"It has been suggested that we have adopted an ostrich like approach to hacking – if we ignored it, it would go away and that we have not held any proper form of investigation. This could not be further from the truth."
He said that the company has conducted "a very extensive investigation" into phone-hacking at its titles, adding that "short of ripping up the floorboards in a way that would disrupt the running of the group, we have done everything that could have been done".
He said that independent outside "e-forensic experts" and lawyers have been engaged at "considerable expense" to review "many tens of millions of pieces of data".
Fox said this process has prompted the recent settlements in civil cases. Last month Trinity Mirror admitted phone-hacking at its national titles for the first time and settled ten civil claims.
Fox has also defended the Sunday Mirror's publication of an undercover sting in which a reporter posed as a "twentysomething Tory PR girl" on Twitter prompting former Civil Societies minister Newmark to send him a revealing photograph of himself.
Fox said: "Whilst this has attracted a barrage of negative comment and the threat of an IPSO investigation, we believe that we were right to publish this story on public interest grounds.
"If you have only read or heard the coverage rather than read The Sunday Mirror itself, you will have been left with a very wrong impression of what we did. Most importantly we did not publish any photographs of the women in the story. Nor did we list any names of any MPs other than Brooks Newmark.
"The images of the women that you have seen widely reproduced were put there by other publications. The same goes for other MPs including those who have said that they will complain to IPSO.
"Mr Brooks Newmark was not just an MP but a Minister (for civil society), with security clearance who took a role in foreign affairs and was co-founder for the campaign group 'Women2Win', an initiative designed to get more women into politics.

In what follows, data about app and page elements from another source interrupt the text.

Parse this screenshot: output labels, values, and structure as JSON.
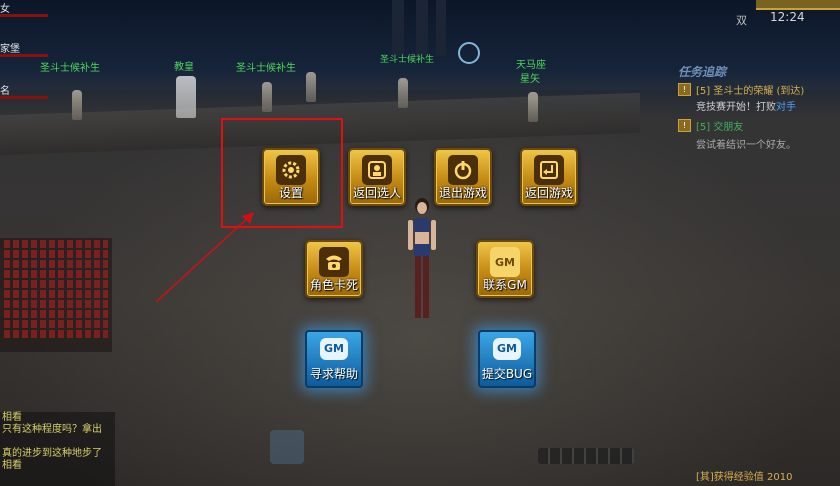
{
  "left_hud": {
    "labels": [
      "女",
      "家堡",
      "名"
    ]
  },
  "npc_labels": [
    "圣斗士候补生",
    "教皇",
    "圣斗士候补生",
    "圣斗士候补生",
    "天马座",
    "星矢"
  ],
  "clock": "12:24",
  "shuang": "双",
  "quest_panel": {
    "title": "任务追踪",
    "line1_prefix": "[5] 圣斗士的荣耀 (到达)",
    "line2": "竞技赛开始！打败",
    "line2_target": "对手",
    "line3": "[5] 交朋友",
    "line4": "尝试着结识一个好友。"
  },
  "menu": {
    "settings": "设置",
    "back_to_select": "返回选人",
    "exit_game": "退出游戏",
    "return_game": "返回游戏",
    "stuck": "角色卡死",
    "contact_gm": "联系GM",
    "seek_help": "寻求帮助",
    "submit_bug": "提交BUG",
    "gm_badge": "GM"
  },
  "chat": {
    "lines": [
      "相看",
      "只有这种程度吗？拿出",
      "",
      "真的进步到这种地步了",
      "相看"
    ]
  },
  "exp_message": "[其]获得经验值 2010",
  "colors": {
    "gold": "#c48a14",
    "highlight": "#e01010",
    "npc_name": "#4bd85a",
    "gm_blue": "#1a7ac0"
  }
}
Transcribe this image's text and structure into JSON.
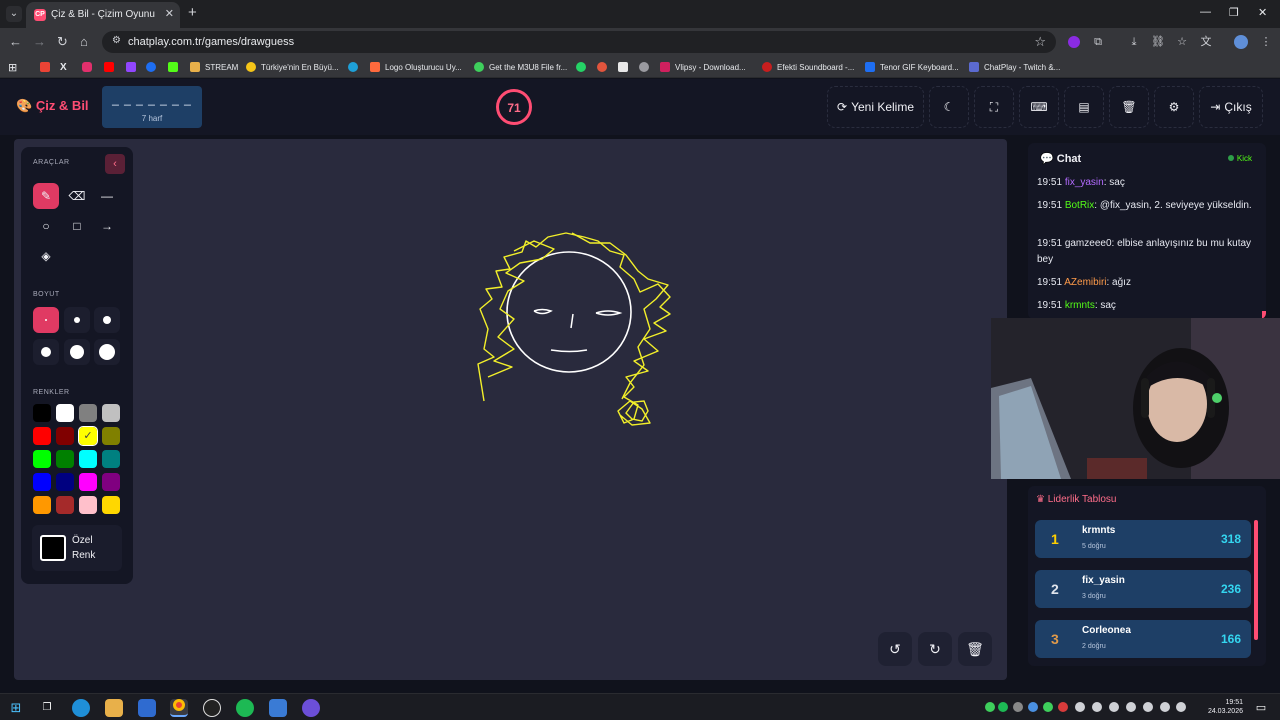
{
  "browser": {
    "tab_title": "Çiz & Bil - Çizim Oyunu",
    "tab_favicon": "CP",
    "url": "chatplay.com.tr/games/drawguess",
    "bookmarks": [
      "STREAM",
      "Türkiye'nin En Büyü...",
      "Logo Oluşturucu Uy...",
      "Get the M3U8 File fr...",
      "Vlipsy - Download...",
      "Efekti Soundboard -...",
      "Tenor GIF Keyboard...",
      "ChatPlay - Twitch &..."
    ]
  },
  "header": {
    "brand": "Çiz & Bil",
    "word_blanks": "_ _ _ _ _ _ _",
    "word_hint": "7 harf",
    "timer": "71",
    "new_word_label": "Yeni Kelime",
    "exit_label": "Çıkış"
  },
  "tools": {
    "tools_heading": "ARAÇLAR",
    "size_heading": "BOYUT",
    "colors_heading": "RENKLER",
    "custom_color_label": "Özel Renk",
    "palette": [
      "#000000",
      "#ffffff",
      "#808080",
      "#c0c0c0",
      "#ff0000",
      "#800000",
      "#ffff00",
      "#808000",
      "#00ff00",
      "#008000",
      "#00ffff",
      "#008080",
      "#0000ff",
      "#000080",
      "#ff00ff",
      "#800080",
      "#ff9800",
      "#a52a2a",
      "#ffc0cb",
      "#ffd700"
    ],
    "selected_color": "#ffff00"
  },
  "chat": {
    "title": "Chat",
    "platform": "Kick",
    "messages": [
      {
        "time": "19:51",
        "user": "fix_yasin",
        "user_color": "#b36bff",
        "text": ": saç"
      },
      {
        "time": "19:51",
        "user": "BotRix",
        "user_color": "#53fc18",
        "text": ": @fix_yasin, 2. seviyeye yükseldin."
      },
      {
        "time": "19:51",
        "user": "",
        "user_color": "#e6e8f0",
        "text": "gamzeee0: elbise anlayışınız bu mu kutay bey"
      },
      {
        "time": "19:51",
        "user": "AZemibiri",
        "user_color": "#ff9b4a",
        "text": ": ağız"
      },
      {
        "time": "19:51",
        "user": "krmnts",
        "user_color": "#53fc18",
        "text": ": saç"
      }
    ]
  },
  "leaderboard": {
    "title": "Liderlik Tablosu",
    "rows": [
      {
        "rank": "1",
        "rank_color": "#ffd000",
        "name": "krmnts",
        "sub": "5 doğru",
        "score": "318"
      },
      {
        "rank": "2",
        "rank_color": "#e0e4ec",
        "name": "fix_yasin",
        "sub": "3 doğru",
        "score": "236"
      },
      {
        "rank": "3",
        "rank_color": "#e09a4a",
        "name": "Corleonea",
        "sub": "2 doğru",
        "score": "166"
      }
    ]
  },
  "taskbar": {
    "time": "19:51",
    "date": "24.03.2026"
  }
}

"We acquired this story from a reputable freelance reporter who had set up a fake Twitter account as a Tory PR woman under the name of 'Sophie'. She/he 'followed' on Twitter a number of MPs, celebrities and news organisations.
"It is significant that it was Brooks Newmark who initiated the move away from the public forum and into private communication with 'Sophie'. Since publication of our story and his resignation Mr Newmark has said that he 'has nobody to blame but himself'."

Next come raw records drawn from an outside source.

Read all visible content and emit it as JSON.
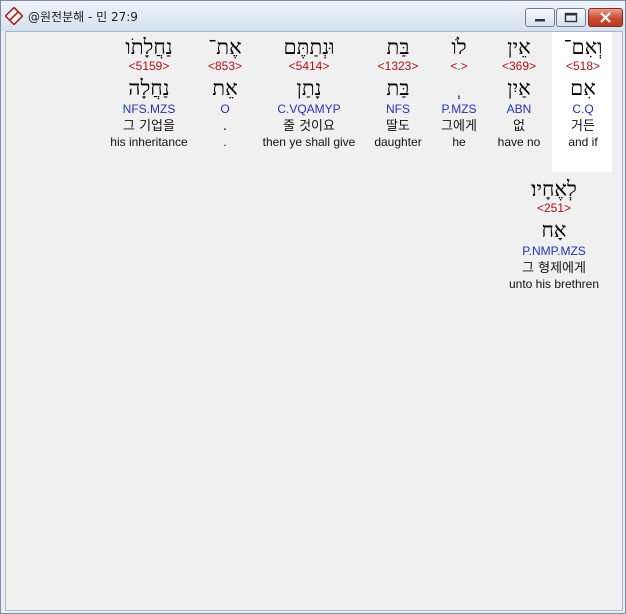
{
  "window": {
    "title": "@원전분해 - 민 27:9"
  },
  "words": [
    {
      "id": "w1",
      "heb": "וְאִם־",
      "strong": "<518>",
      "lemma": "אִם",
      "morph": "C.Q",
      "kor": "거든",
      "eng": "and if"
    },
    {
      "id": "w2",
      "heb": "אֵין",
      "strong": "<369>",
      "lemma": "אַיִן",
      "morph": "ABN",
      "kor": "없",
      "eng": "have no"
    },
    {
      "id": "w3",
      "heb": "לֹו",
      "strong": "<.>",
      "lemma": "ְ",
      "morph": "P.MZS",
      "kor": "그에게",
      "eng": "he"
    },
    {
      "id": "w4",
      "heb": "בַּת",
      "strong": "<1323>",
      "lemma": "בַּת",
      "morph": "NFS",
      "kor": "딸도",
      "eng": "daughter"
    },
    {
      "id": "w5",
      "heb": "וּנְתַתֶּם",
      "strong": "<5414>",
      "lemma": "נָתַן",
      "morph": "C.VQAMYP",
      "kor": "줄 것이요",
      "eng": "then ye shall give"
    },
    {
      "id": "w6",
      "heb": "אֶת־",
      "strong": "<853>",
      "lemma": "אֵת",
      "morph": "O",
      "kor": ".",
      "eng": "."
    },
    {
      "id": "w7",
      "heb": "נַחֲלָתֹו",
      "strong": "<5159>",
      "lemma": "נַחֲלָה",
      "morph": "NFS.MZS",
      "kor": "그 기업을",
      "eng": "his inheritance"
    },
    {
      "id": "w8",
      "heb": "לְאֶחָיו׃",
      "strong": "<251>",
      "lemma": "אָח",
      "morph": "P.NMP.MZS",
      "kor": "그 형제에게",
      "eng": "unto his brethren"
    }
  ]
}
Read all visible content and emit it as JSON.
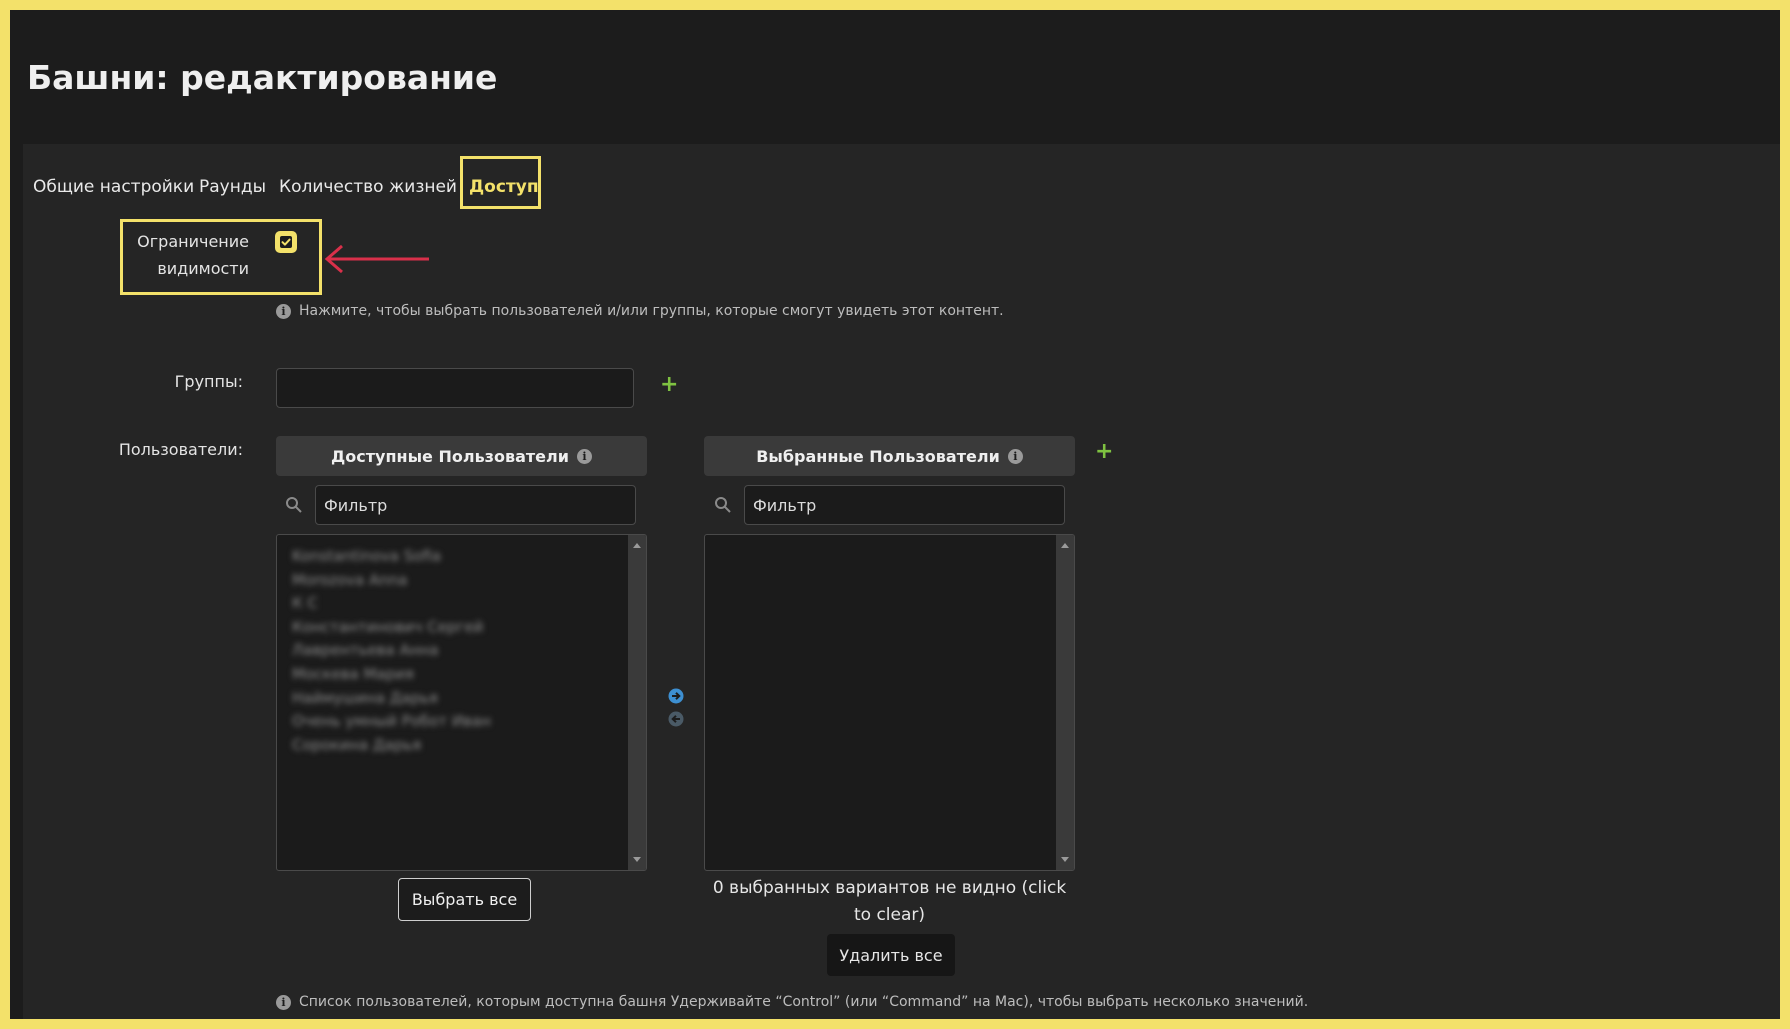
{
  "page": {
    "title": "Башни: редактирование"
  },
  "tabs": [
    {
      "label": "Общие настройки",
      "active": false
    },
    {
      "label": "Раунды",
      "active": false
    },
    {
      "label": "Количество жизней",
      "active": false
    },
    {
      "label": "Доступ",
      "active": true
    }
  ],
  "visibility": {
    "label": "Ограничение видимости",
    "checked": true,
    "help": "Нажмите, чтобы выбрать пользователей и/или группы, которые смогут увидеть этот контент."
  },
  "groups": {
    "label": "Группы:",
    "value": ""
  },
  "users": {
    "label": "Пользователи:",
    "available": {
      "title": "Доступные Пользователи",
      "filter_placeholder": "Фильтр",
      "items": [
        "Konstantinova Sofia",
        "Morozova Anna",
        "К С",
        "Константинович Сергей",
        "Лаврентьева Анна",
        "Москева Мария",
        "Наймушина Дарья",
        "Очень умный Робот Иван",
        "Сорокина Дарья"
      ],
      "select_all": "Выбрать все"
    },
    "selected": {
      "title": "Выбранные Пользователи",
      "filter_placeholder": "Фильтр",
      "items": [],
      "hidden_notice": "0 выбранных вариантов не видно (click to clear)",
      "remove_all": "Удалить все"
    },
    "help": "Список пользователей, которым доступна башня Удерживайте “Control” (или “Command” на Mac), чтобы выбрать несколько значений."
  },
  "colors": {
    "accent": "#f3e16a",
    "background": "#1c1c1c",
    "panel": "#252525",
    "add": "#7fc241",
    "annotation_arrow": "#d9304a",
    "move_arrow": "#3d8fd1"
  },
  "icons": {
    "info": "i",
    "add": "+",
    "search": "magnifier",
    "move_right": "circle-arrow-right",
    "move_left": "circle-arrow-left"
  }
}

Fox did however admit that the use of pictures of models without their permission in the course of the sting was wrong.
He said: "We thought that the photos of "Sophie" used on the twitter account were posed by models but we now know that some real pictures were used without permission. When we discovered the truth we recognised that the use of these pictures had been wrong and issued an apology to the women involved. We have been in contact with one of them and indeed she will be telling us her side of the story in next weekend's paper."